How To Survive A Tax Audit
If you receive notice of an audit, DO NOT PANIC. Read the notice carefully to see exactly why you are being audited. Please do not think that the IRS is out to "get" you. Remember, a computer chose your return for audit. Yes, it is unfair that you should have to deal with this on top of everything else, but if you approach it calmly and carefully it will go a lot more smoothly.
If the deadline for filing your new return is approaching and you are being audited, your new return could be audited as well. Consider postponing the filing of the new return by filing an extension. You can then file the new return after the audit is complete. NOTE: When filing the extension, be sure to pay any taxes you expect to owe to avoid penalties.
At the conclusion of the audit, the examiner will present you with an agreement form for you to sign if you agree with the result.
- If the IRS makes no changes to your return, you will receive a letter in a few weeks stating that the examiner proposed no changes to your return. Keep this letter with your tax records.

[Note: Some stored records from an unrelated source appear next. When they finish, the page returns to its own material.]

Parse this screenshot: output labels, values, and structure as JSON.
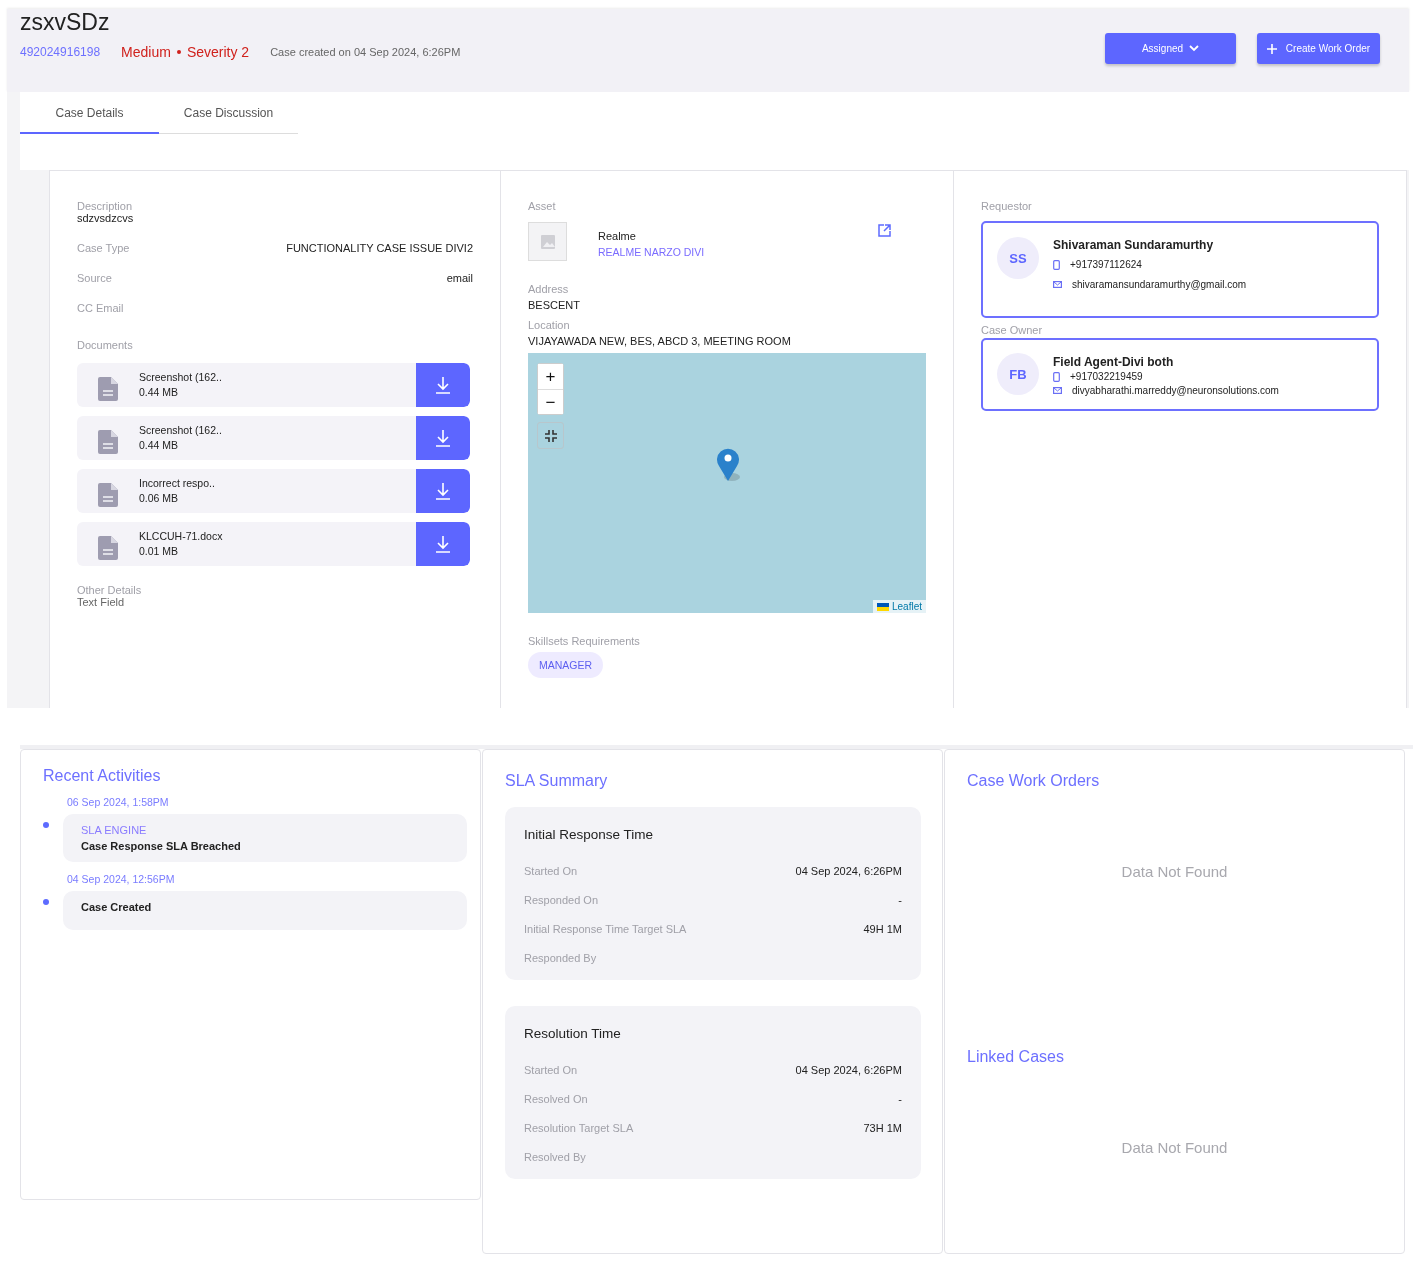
{
  "case": {
    "title": "zsxvSDz",
    "number": "492024916198",
    "priority": "Medium",
    "severity": "Severity 2",
    "created": "Case created on 04 Sep 2024, 6:26PM"
  },
  "actions": [
    {
      "label": "Assigned",
      "kind": "dropdown"
    },
    {
      "label": "Create Work Order",
      "kind": "add"
    }
  ],
  "tabs": [
    {
      "label": "Case Details",
      "selected": true
    },
    {
      "label": "Case Discussion",
      "selected": false
    }
  ],
  "details": {
    "description_label": "Description",
    "description": "sdzvsdzcvs",
    "fields": [
      {
        "label": "Case Type",
        "value": "FUNCTIONALITY CASE ISSUE DIVI2"
      },
      {
        "label": "Source",
        "value": "email"
      },
      {
        "label": "CC Email"
      }
    ],
    "documents_label": "Documents",
    "documents": [
      {
        "name": "Screenshot (162..",
        "size": "0.44 MB"
      },
      {
        "name": "Screenshot (162..",
        "size": "0.44 MB"
      },
      {
        "name": "Incorrect respo..",
        "size": "0.06 MB"
      },
      {
        "name": "KLCCUH-71.docx",
        "size": "0.01 MB"
      }
    ],
    "other_label": "Other Details",
    "other_value": "Text Field"
  },
  "asset": {
    "label": "Asset",
    "name": "Realme",
    "model": "REALME NARZO DIVI",
    "address_label": "Address",
    "address": "BESCENT",
    "location_label": "Location",
    "location": "VIJAYAWADA NEW, BES, ABCD 3, MEETING ROOM",
    "map": {
      "zoom_in": "+",
      "zoom_out": "−",
      "attribution": "Leaflet"
    },
    "skills_label": "Skillsets Requirements",
    "skills": [
      "MANAGER"
    ]
  },
  "contacts": [
    {
      "role": "Requestor",
      "initials": "SS",
      "name": "Shivaraman Sundaramurthy",
      "phone": "+917397112624",
      "email": "shivaramansundaramurthy@gmail.com"
    },
    {
      "role": "Case Owner",
      "initials": "FB",
      "name": "Field Agent-Divi both",
      "phone": "+917032219459",
      "email": "divyabharathi.marreddy@neuronsolutions.com"
    }
  ],
  "activities": {
    "title": "Recent Activities",
    "items": [
      {
        "time": "06 Sep 2024, 1:58PM",
        "source": "SLA ENGINE",
        "text": "Case Response SLA Breached"
      },
      {
        "time": "04 Sep 2024, 12:56PM",
        "text": "Case Created"
      }
    ]
  },
  "sla": {
    "title": "SLA Summary",
    "sections": [
      {
        "title": "Initial Response Time",
        "rows": [
          {
            "label": "Started On",
            "value": "04 Sep 2024, 6:26PM"
          },
          {
            "label": "Responded On",
            "value": "-"
          },
          {
            "label": "Initial Response Time Target SLA",
            "value": "49H 1M"
          },
          {
            "label": "Responded By"
          }
        ]
      },
      {
        "title": "Resolution Time",
        "rows": [
          {
            "label": "Started On",
            "value": "04 Sep 2024, 6:26PM"
          },
          {
            "label": "Resolved On",
            "value": "-"
          },
          {
            "label": "Resolution Target SLA",
            "value": "73H 1M"
          },
          {
            "label": "Resolved By"
          }
        ]
      }
    ]
  },
  "work_orders": {
    "title": "Case Work Orders",
    "empty": "Data Not Found"
  },
  "linked_cases": {
    "title": "Linked Cases",
    "empty": "Data Not Found"
  }
}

- If the audit determines that you are due a refund, you will receive the money soonest if you sign the agreement form when it is presented to you at the end of the audit.
- If the audit determines that you owe money and you cannot readily pay the amount due, read: "Paying The Piper."
If you do not agree with the resuilt of a tax audit, you can appeal - first informally, and then formally.
The following sections tell more about the above subjects:
- How To Delay An Audit After Receiving A Notice Of An Audit
- Do I Need Professional Help With An Audit?
- How To Survive A Tax Audit
- What To Do At The End Of A Tax Audit If You Agree With The Results
- What To Do At The End Of A Tax Audit If You Disagree With The Results
- For information about what to do to avoid a tax audit in the future, click here.
- For information about free tax counseling, click here.
Start by reading IRS Publication #1 "Your Rights as a Taxpayer." You can get it at www.irs.gov/publications/p1/index.html . Also consider reading the more extensive "Publication 556: Examination of Returns, Appeal Rights, and Claims for Refund", which you can read online at www.irs.gov/pub/irs-pdf/p556.pdf .